<figcaption>Lemonade&#x27;s affect on Beyonce&#x27;s social media</figcaption>
</figure>
</div>

Form

<form> or role = "form"

Webflow has a whole section of elements (A) for Forms.

Here's a form block

Thank you! Your submission has been received!
Oops! Something went wrong while submitting the form.

Here's the code:

<div class="w-form">
<form id="email-form" name="email-form" data-name="Email Form" class="form"><label for="name">Name</label><input type="text" class="w-input" maxlength="256" name="name" data-name="Name" id="name"><label for="email">Email Address</label><input type="email" class="w-input" maxlength="256" name="email" data-name="Email" id="email" required=""><input type="submit" value="Submit" data-wait="Please wait..." class="w-button"></form>
<div class="w-form-done">
<div>Thank you! Your submission has been received!</div>
</div>
<div class="w-form-fail">
<div>Oops! Something went wrong while submitting the form.</div>
</div>
</div>
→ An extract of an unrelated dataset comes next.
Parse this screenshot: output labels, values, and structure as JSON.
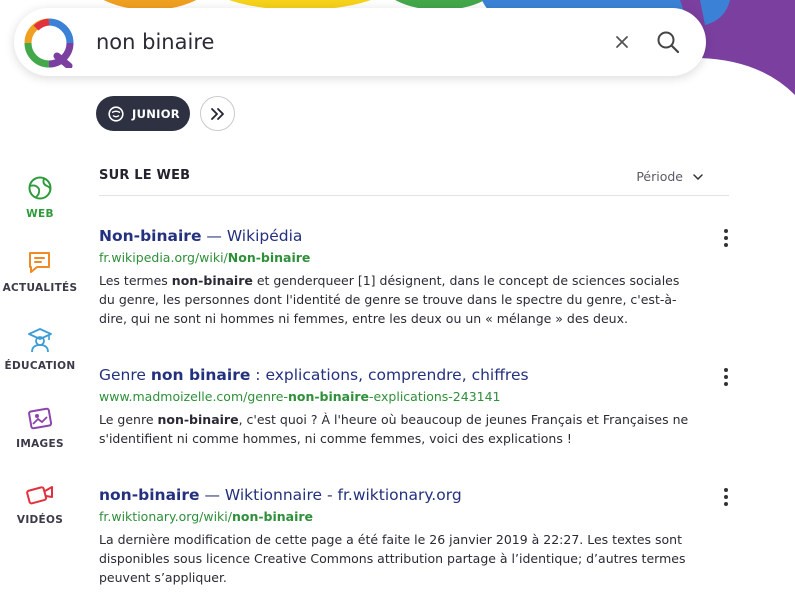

On the second line you can see the <form> element, with an id, name and data-name.

You can change the name of the form in Webflow > Element settings (D) > Form Settings > Form Name.

For example, here's the code for one I named "Signup Form".

<div class="w-form">
<form id="wf-form-Signup-Form" name="wf-form-Signup-Form" data-name="Signup Form" aria-label="signup-form" class="form"><label for="name">Name</label><input type="text" class="w-input" maxlength="256" name="name" data-name="Name" id="name"><label for="email">Email Address</label><input type="email" class="w-input" maxlength="256" name="email" data-name="Email" id="email" required=""><input type="submit" value="Submit" data-wait="Please wait..." class="w-button"></form>
<div class="w-form-done">

<footer> or role = "contentinfo"

As we saw at the top of this page, most websites have a <header> and a <footer>. The footer usually has an <address>, some legal, terms and conditions, policies and accessibility statement links.

I have created a Symbol for the footer on this website, and set it to Element Settings (D) > Tag > Footer

<footer>
<div class="w-embed"><svg xmlns="http://www.w3.org/2000/svg" viewbox="0 0 1440 320"><path fill="#5762ff" fill-opacity="1" d="M0,256L48,229.3C920Z"></path></svg></div>
</footer>